  16. Harris, Trevor, Who is the Father of the Internet? The case for Donald Watts Davies, p. 6, retrieved 10 July 2013
  17. T. Vickers (14 April 2005). Copeland, B. J. (ed.). Alan Turing's Automatic Computing Engine: The Master Codebreaker's Struggle to Build the Modern Computer. Oxford University Press. ISBN   0191625868 . Retrieved 2015-08-15.
  18. R.H. Zakon. Bidgoli, H. (ed.). The Internet Encyclopedia, G – O. published by John Wiley & Sons 2004, 840 pages,. ISBN   0471689963 . Retrieved 2015-08-16.CS1 maint: extra punctuation (link)
  19. Elliott, Geoffrey (2004). Global business information technology : an integrated systems approach. Financial Times Prentice Hall. p. 425. ISBN   9780321270122.
  20. Winston, Brian (2002). Media,Technology and Society: A History: From the Telegraph to the Internet. Routledge. p. 327. ISBN   1134766327.
  21. 1 2 Kaminow, Ivan; Li, Tingye (2002-05-22). Optical Fiber Telecommunications IV-B: Systems and Impairments.

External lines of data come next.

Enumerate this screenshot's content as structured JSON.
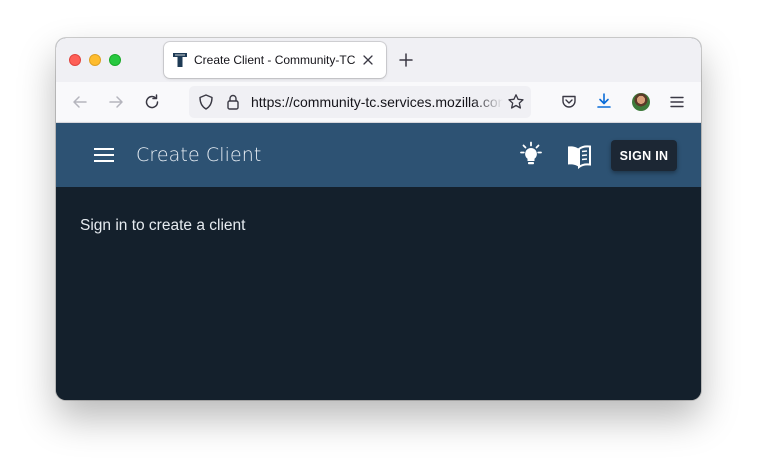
{
  "browser": {
    "tab": {
      "title": "Create Client - Community-TC",
      "favicon": "taskcluster-t-icon"
    },
    "url": "https://community-tc.services.mozilla.com/auth/clients/create"
  },
  "app": {
    "title": "Create Client",
    "signin_label": "SIGN IN",
    "colors": {
      "appbar": "#2d5273",
      "content": "#14202c",
      "button": "#1c2734"
    }
  },
  "content": {
    "message": "Sign in to create a client"
  }
}
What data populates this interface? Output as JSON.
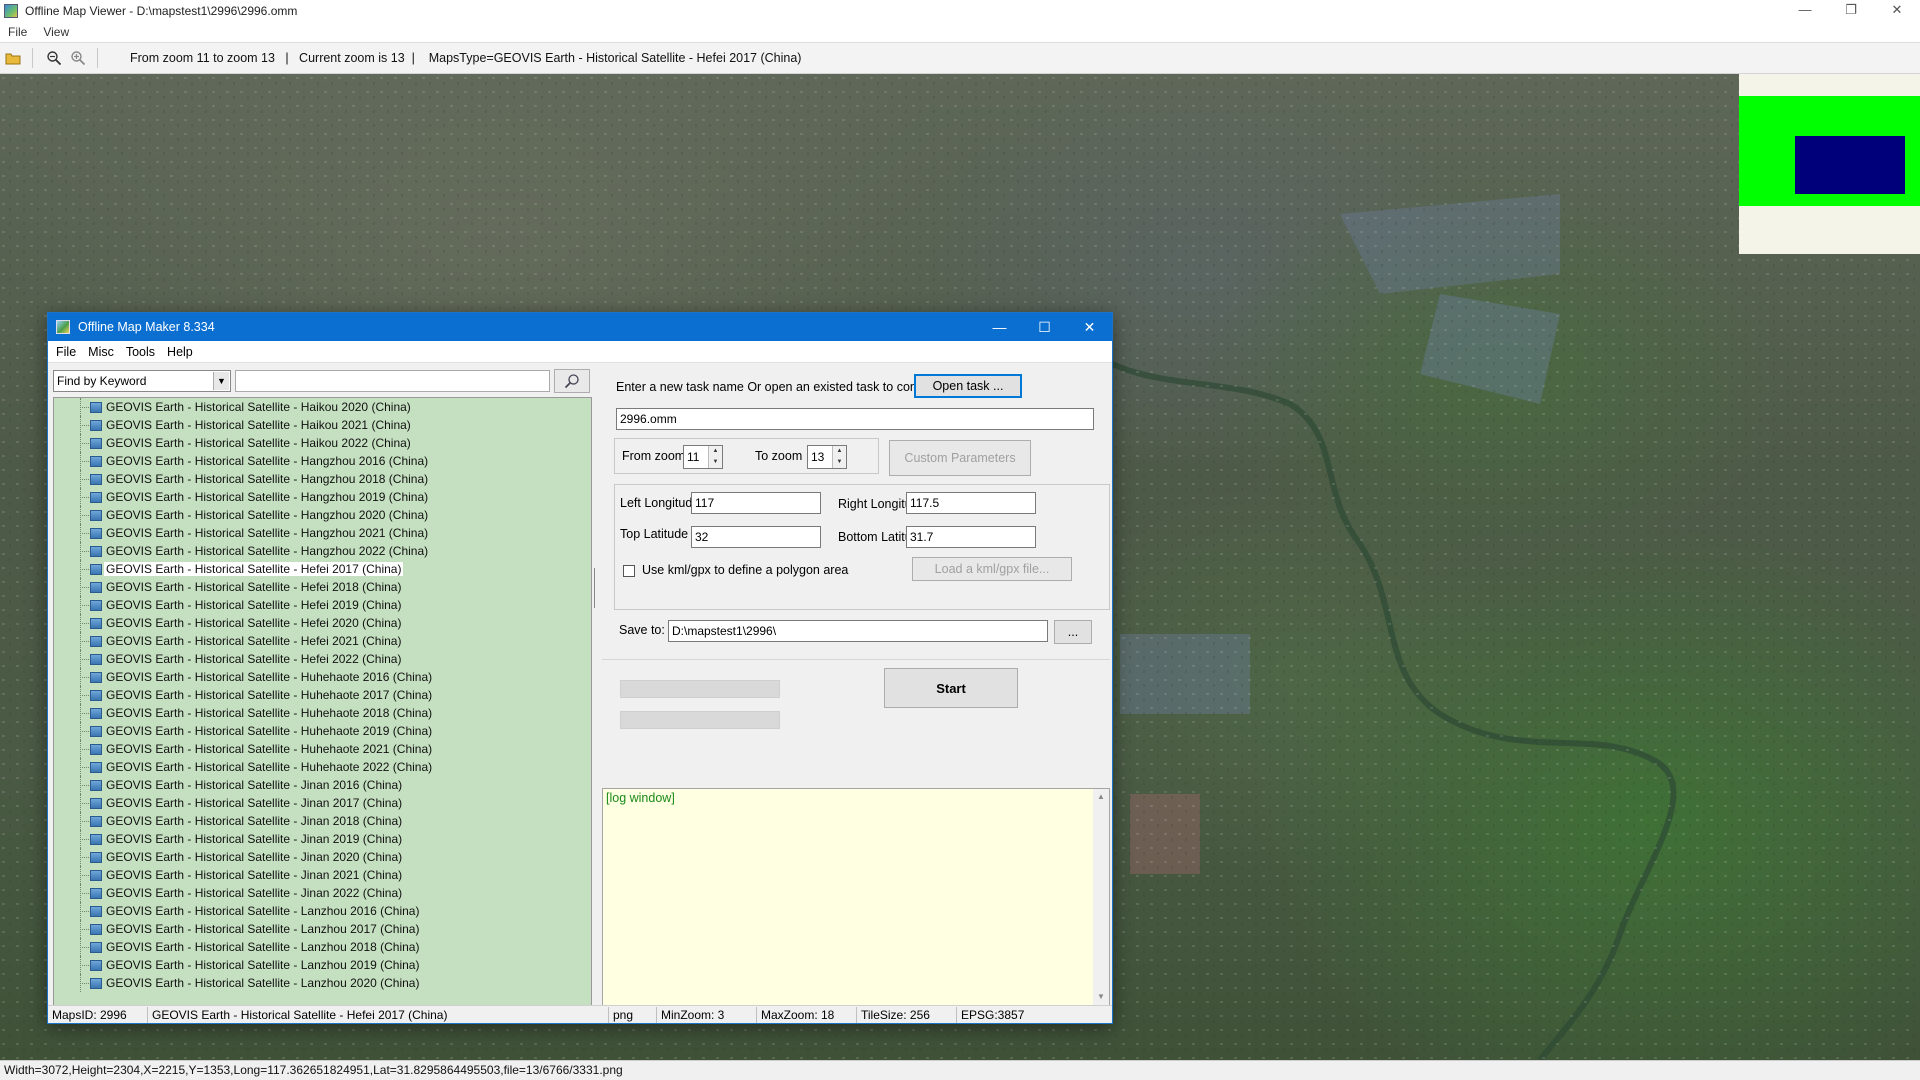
{
  "window": {
    "title": "Offline Map Viewer - D:\\mapstest1\\2996\\2996.omm",
    "controls": {
      "minimize": "—",
      "maximize": "❐",
      "close": "✕"
    }
  },
  "menubar": {
    "file": "File",
    "view": "View"
  },
  "toolbar": {
    "info": "From zoom 11 to zoom 13   |   Current zoom is 13  |    MapsType=GEOVIS Earth - Historical Satellite - Hefei 2017 (China)"
  },
  "statusbar": {
    "text": "Width=3072,Height=2304,X=2215,Y=1353,Long=117.362651824951,Lat=31.8295864495503,file=13/6766/3331.png"
  },
  "dialog": {
    "title": "Offline Map Maker 8.334",
    "menu": [
      "File",
      "Misc",
      "Tools",
      "Help"
    ],
    "find": {
      "mode": "Find by Keyword",
      "query": ""
    },
    "map_types": [
      "GEOVIS Earth - Historical Satellite - Haikou 2020 (China)",
      "GEOVIS Earth - Historical Satellite - Haikou 2021 (China)",
      "GEOVIS Earth - Historical Satellite - Haikou 2022 (China)",
      "GEOVIS Earth - Historical Satellite - Hangzhou 2016 (China)",
      "GEOVIS Earth - Historical Satellite - Hangzhou 2018 (China)",
      "GEOVIS Earth - Historical Satellite - Hangzhou 2019 (China)",
      "GEOVIS Earth - Historical Satellite - Hangzhou 2020 (China)",
      "GEOVIS Earth - Historical Satellite - Hangzhou 2021 (China)",
      "GEOVIS Earth - Historical Satellite - Hangzhou 2022 (China)",
      "GEOVIS Earth - Historical Satellite - Hefei 2017 (China)",
      "GEOVIS Earth - Historical Satellite - Hefei 2018 (China)",
      "GEOVIS Earth - Historical Satellite - Hefei 2019 (China)",
      "GEOVIS Earth - Historical Satellite - Hefei 2020 (China)",
      "GEOVIS Earth - Historical Satellite - Hefei 2021 (China)",
      "GEOVIS Earth - Historical Satellite - Hefei 2022 (China)",
      "GEOVIS Earth - Historical Satellite - Huhehaote 2016 (China)",
      "GEOVIS Earth - Historical Satellite - Huhehaote 2017 (China)",
      "GEOVIS Earth - Historical Satellite - Huhehaote 2018 (China)",
      "GEOVIS Earth - Historical Satellite - Huhehaote 2019 (China)",
      "GEOVIS Earth - Historical Satellite - Huhehaote 2021 (China)",
      "GEOVIS Earth - Historical Satellite - Huhehaote 2022 (China)",
      "GEOVIS Earth - Historical Satellite - Jinan 2016 (China)",
      "GEOVIS Earth - Historical Satellite - Jinan 2017 (China)",
      "GEOVIS Earth - Historical Satellite - Jinan 2018 (China)",
      "GEOVIS Earth - Historical Satellite - Jinan 2019 (China)",
      "GEOVIS Earth - Historical Satellite - Jinan 2020 (China)",
      "GEOVIS Earth - Historical Satellite - Jinan 2021 (China)",
      "GEOVIS Earth - Historical Satellite - Jinan 2022 (China)",
      "GEOVIS Earth - Historical Satellite - Lanzhou 2016 (China)",
      "GEOVIS Earth - Historical Satellite - Lanzhou 2017 (China)",
      "GEOVIS Earth - Historical Satellite - Lanzhou 2018 (China)",
      "GEOVIS Earth - Historical Satellite - Lanzhou 2019 (China)",
      "GEOVIS Earth - Historical Satellite - Lanzhou 2020 (China)"
    ],
    "selected_index": 9,
    "task_prompt": "Enter a new task name Or open an existed task to continue:",
    "open_task_label": "Open task ...",
    "task_name": "2996.omm",
    "from_zoom_label": "From zoom",
    "from_zoom": "11",
    "to_zoom_label": "To zoom",
    "to_zoom": "13",
    "custom_params_label": "Custom Parameters",
    "left_lon_label": "Left Longitude",
    "left_lon": "117",
    "right_lon_label": "Right Longitude",
    "right_lon": "117.5",
    "top_lat_label": "Top Latitude",
    "top_lat": "32",
    "bottom_lat_label": "Bottom Latitude",
    "bottom_lat": "31.7",
    "kml_label": "Use kml/gpx to define a polygon area",
    "kml_checked": false,
    "load_kml_label": "Load a kml/gpx file...",
    "save_to_label": "Save to:",
    "save_to": "D:\\mapstest1\\2996\\",
    "browse_label": "...",
    "start_label": "Start",
    "log_text": "[log window]",
    "status": {
      "maps_id": "MapsID: 2996",
      "map_name": "GEOVIS Earth - Historical Satellite - Hefei 2017 (China)",
      "format": "png",
      "min_zoom": "MinZoom: 3",
      "max_zoom": "MaxZoom: 18",
      "tile_size": "TileSize: 256",
      "epsg": "EPSG:3857"
    }
  },
  "colors": {
    "dialog_title_bg": "#0b6fd1",
    "tree_bg": "#c5e0c0",
    "log_bg": "#ffffe1",
    "overview_green": "#00ff00",
    "overview_view": "#00007a"
  }
}
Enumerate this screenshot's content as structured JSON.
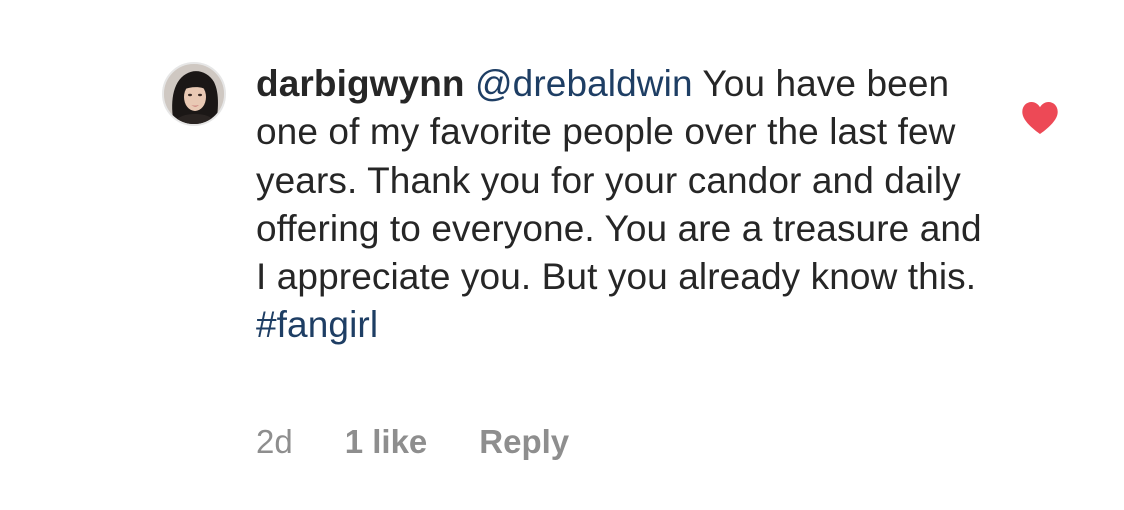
{
  "comment": {
    "username": "darbigwynn",
    "mention": "@drebaldwin",
    "text_part1": " You have been one of my favorite people over the last few years. Thank you for your candor and daily offering to everyone. You are a treasure and I appreciate you. But you already know this. ",
    "hashtag": "#fangirl",
    "liked": true,
    "heart_color": "#ed4956",
    "link_color": "#1e3e64",
    "heart_icon": "heart-filled-icon"
  },
  "meta": {
    "age": "2d",
    "likes": "1 like",
    "reply": "Reply"
  }
}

Elsevier. p. 29. ISBN   978-0-08-051319-5.
  22. 1 2 "The History of the Internet". The History of Computing Project. 19 March 2001. Retrieved 13 April 2016.
  23. "The accelerator of the modern age". BBC News. 5 August 2008. Retrieved 19 May 2009.
  24. "UK National Physical Laboratory (NPL) & Donald Davies". Living Internet. Retrieved 13 April 2016.
  25. 1 2 C. Hempstead; W. Worthington (2005). Encyclopedia of 20th-Century Technology. Routledge.
  26. Roberts, Lawrence G. (November 1978). "The Evolution of Packet Switching" . Retrieved 9 April 2016.
  27. "Donald Davies". thocp.net; "Donald Davies". internethalloffame.org.
  28. M. Ziewitz & I. Brown (2013). Research Handbook on Governance of the Internet. Edward Elgar Publishing. p. 7. ISBN   1849805040 . Retrieved 2015-08-16.
  29. Abbate, Jane (2000). Inventing the Internet. MIT Press. p. 38. ISBN   0262261332.
  30. "Brief History of the Internet". Internet Society. Retrieved April 9, 2016.
  31. Roberts, Dr. Lawrence G. (May 1995). "The ARPANET & Computer Networks" . Retrieved 16 June 2019.
  32. "The National Physical Laboratory Data Communications Netowrk". 1974. Retrieved 5 September 2017.
  33. Packet Switching
  34. "Technology of the Internet". The National Museum of Computing. Retrieved 3 October 2017.

Further reading